▶ **Aim of the exercise**
Please find the lines in the following records that hold "shared", and copy them.
┄┄┄┄┄┄
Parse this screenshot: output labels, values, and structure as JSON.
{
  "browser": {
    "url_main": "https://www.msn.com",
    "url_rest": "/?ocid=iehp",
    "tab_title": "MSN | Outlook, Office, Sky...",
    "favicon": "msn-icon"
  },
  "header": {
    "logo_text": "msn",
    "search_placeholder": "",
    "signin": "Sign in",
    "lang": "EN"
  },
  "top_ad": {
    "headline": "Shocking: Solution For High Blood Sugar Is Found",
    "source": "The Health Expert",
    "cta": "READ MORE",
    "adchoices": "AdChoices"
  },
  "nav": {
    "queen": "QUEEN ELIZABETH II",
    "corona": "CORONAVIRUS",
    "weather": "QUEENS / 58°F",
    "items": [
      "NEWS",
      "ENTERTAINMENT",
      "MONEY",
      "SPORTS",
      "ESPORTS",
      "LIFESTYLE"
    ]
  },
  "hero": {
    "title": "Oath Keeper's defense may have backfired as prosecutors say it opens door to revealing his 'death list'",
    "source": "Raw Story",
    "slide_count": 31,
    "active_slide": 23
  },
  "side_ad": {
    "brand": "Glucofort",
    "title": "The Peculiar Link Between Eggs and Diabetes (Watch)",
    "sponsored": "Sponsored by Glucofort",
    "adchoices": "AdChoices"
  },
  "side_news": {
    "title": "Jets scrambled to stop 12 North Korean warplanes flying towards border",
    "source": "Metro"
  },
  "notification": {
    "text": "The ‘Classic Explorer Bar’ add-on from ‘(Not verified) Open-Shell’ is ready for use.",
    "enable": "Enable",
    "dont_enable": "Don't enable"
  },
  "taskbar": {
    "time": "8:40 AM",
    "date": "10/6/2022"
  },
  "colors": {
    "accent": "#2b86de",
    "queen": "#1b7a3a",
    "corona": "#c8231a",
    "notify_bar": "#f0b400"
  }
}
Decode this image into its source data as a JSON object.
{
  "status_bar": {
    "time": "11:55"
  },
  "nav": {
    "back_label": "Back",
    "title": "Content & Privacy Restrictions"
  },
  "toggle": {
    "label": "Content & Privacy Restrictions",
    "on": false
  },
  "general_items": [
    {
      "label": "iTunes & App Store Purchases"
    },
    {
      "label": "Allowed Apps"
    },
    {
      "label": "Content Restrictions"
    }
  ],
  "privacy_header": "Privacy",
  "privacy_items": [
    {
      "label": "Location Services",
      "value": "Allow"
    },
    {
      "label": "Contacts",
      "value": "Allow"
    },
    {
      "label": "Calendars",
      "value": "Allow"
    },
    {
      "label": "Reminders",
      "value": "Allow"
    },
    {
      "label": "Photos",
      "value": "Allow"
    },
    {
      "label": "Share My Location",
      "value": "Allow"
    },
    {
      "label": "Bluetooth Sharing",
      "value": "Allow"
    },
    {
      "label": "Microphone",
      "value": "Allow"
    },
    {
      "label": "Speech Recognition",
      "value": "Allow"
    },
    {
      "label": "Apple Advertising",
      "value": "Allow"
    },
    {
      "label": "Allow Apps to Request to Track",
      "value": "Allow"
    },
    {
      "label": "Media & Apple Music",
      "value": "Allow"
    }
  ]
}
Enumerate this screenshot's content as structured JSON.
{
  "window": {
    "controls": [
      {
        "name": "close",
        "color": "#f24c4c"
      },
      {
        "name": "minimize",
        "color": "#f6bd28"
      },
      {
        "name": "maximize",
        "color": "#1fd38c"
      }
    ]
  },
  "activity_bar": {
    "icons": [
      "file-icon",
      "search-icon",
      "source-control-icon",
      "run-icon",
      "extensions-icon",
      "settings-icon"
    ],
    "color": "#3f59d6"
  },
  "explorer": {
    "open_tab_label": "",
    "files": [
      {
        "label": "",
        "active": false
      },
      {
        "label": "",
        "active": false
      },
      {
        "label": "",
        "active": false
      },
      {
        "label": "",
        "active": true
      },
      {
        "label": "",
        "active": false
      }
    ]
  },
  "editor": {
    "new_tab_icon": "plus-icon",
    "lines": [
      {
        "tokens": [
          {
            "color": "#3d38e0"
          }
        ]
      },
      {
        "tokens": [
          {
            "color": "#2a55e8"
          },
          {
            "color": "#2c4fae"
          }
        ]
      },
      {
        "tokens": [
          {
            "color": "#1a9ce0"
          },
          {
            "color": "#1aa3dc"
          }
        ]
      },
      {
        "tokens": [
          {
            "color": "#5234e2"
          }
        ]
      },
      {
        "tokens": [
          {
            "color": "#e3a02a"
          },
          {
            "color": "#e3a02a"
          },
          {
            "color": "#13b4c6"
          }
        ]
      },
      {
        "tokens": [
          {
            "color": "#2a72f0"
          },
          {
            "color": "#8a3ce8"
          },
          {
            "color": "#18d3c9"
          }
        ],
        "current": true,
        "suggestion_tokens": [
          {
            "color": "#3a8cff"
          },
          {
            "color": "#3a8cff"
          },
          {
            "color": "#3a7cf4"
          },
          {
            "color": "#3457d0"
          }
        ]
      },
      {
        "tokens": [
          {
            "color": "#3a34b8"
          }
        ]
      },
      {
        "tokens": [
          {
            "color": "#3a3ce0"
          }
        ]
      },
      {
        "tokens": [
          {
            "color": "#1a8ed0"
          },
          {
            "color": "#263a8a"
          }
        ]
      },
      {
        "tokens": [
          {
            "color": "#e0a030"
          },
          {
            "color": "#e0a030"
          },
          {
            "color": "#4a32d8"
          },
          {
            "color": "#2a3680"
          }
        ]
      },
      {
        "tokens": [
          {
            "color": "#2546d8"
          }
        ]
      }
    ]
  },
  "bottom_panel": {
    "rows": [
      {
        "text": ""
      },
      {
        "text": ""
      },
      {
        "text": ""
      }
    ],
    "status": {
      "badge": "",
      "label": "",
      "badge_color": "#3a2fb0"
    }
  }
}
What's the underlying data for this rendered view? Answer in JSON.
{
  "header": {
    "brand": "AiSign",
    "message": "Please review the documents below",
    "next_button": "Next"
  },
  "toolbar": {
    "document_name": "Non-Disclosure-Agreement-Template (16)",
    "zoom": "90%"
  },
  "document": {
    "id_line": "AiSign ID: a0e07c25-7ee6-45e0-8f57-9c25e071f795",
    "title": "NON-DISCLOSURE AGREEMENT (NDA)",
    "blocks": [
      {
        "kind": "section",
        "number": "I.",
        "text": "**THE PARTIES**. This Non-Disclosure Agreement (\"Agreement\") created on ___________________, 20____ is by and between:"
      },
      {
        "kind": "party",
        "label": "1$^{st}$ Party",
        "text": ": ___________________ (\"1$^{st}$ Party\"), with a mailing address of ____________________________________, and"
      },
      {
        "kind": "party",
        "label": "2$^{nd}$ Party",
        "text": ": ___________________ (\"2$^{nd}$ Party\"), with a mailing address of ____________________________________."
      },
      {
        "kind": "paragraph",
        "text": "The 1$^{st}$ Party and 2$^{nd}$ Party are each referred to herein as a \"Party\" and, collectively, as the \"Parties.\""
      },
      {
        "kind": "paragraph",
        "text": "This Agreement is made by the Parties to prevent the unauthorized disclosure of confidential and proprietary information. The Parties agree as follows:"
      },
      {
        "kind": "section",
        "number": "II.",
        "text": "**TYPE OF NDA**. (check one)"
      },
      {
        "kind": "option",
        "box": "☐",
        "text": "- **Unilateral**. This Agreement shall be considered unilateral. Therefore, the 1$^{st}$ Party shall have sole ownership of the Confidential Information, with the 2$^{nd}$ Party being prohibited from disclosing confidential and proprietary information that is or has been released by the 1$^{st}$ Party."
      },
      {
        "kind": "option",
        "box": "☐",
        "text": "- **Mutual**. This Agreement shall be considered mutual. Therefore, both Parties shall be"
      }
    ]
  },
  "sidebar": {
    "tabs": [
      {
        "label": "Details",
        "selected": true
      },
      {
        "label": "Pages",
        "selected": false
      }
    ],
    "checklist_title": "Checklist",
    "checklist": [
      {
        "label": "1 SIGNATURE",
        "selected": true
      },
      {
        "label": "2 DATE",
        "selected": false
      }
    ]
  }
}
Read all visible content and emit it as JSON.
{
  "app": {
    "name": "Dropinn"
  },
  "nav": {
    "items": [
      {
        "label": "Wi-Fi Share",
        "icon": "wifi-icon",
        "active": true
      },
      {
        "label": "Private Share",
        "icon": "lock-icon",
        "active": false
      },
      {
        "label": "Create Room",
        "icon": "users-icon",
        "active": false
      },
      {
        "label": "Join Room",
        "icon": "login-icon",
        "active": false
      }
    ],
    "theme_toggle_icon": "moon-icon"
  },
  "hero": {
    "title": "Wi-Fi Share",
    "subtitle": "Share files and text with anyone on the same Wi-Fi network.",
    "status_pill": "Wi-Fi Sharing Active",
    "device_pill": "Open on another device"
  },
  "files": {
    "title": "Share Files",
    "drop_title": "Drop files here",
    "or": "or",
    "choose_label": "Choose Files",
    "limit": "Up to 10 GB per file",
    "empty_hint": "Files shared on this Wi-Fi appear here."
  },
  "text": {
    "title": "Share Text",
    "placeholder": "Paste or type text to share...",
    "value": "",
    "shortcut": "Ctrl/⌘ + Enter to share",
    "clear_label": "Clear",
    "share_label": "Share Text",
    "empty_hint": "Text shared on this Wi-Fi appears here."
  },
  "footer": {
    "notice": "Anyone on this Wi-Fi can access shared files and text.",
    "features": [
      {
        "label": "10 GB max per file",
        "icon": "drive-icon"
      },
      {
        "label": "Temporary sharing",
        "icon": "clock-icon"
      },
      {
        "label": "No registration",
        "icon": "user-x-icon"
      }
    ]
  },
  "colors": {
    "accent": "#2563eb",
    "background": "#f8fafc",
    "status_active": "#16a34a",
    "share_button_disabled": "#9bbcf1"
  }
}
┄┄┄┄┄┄
▶ **Exercise response**
    "empty_hint": "Files shared on this Wi-Fi appear here."
    "empty_hint": "Text shared on this Wi-Fi appears here."
    "notice": "Anyone on this Wi-Fi can access shared files and text.",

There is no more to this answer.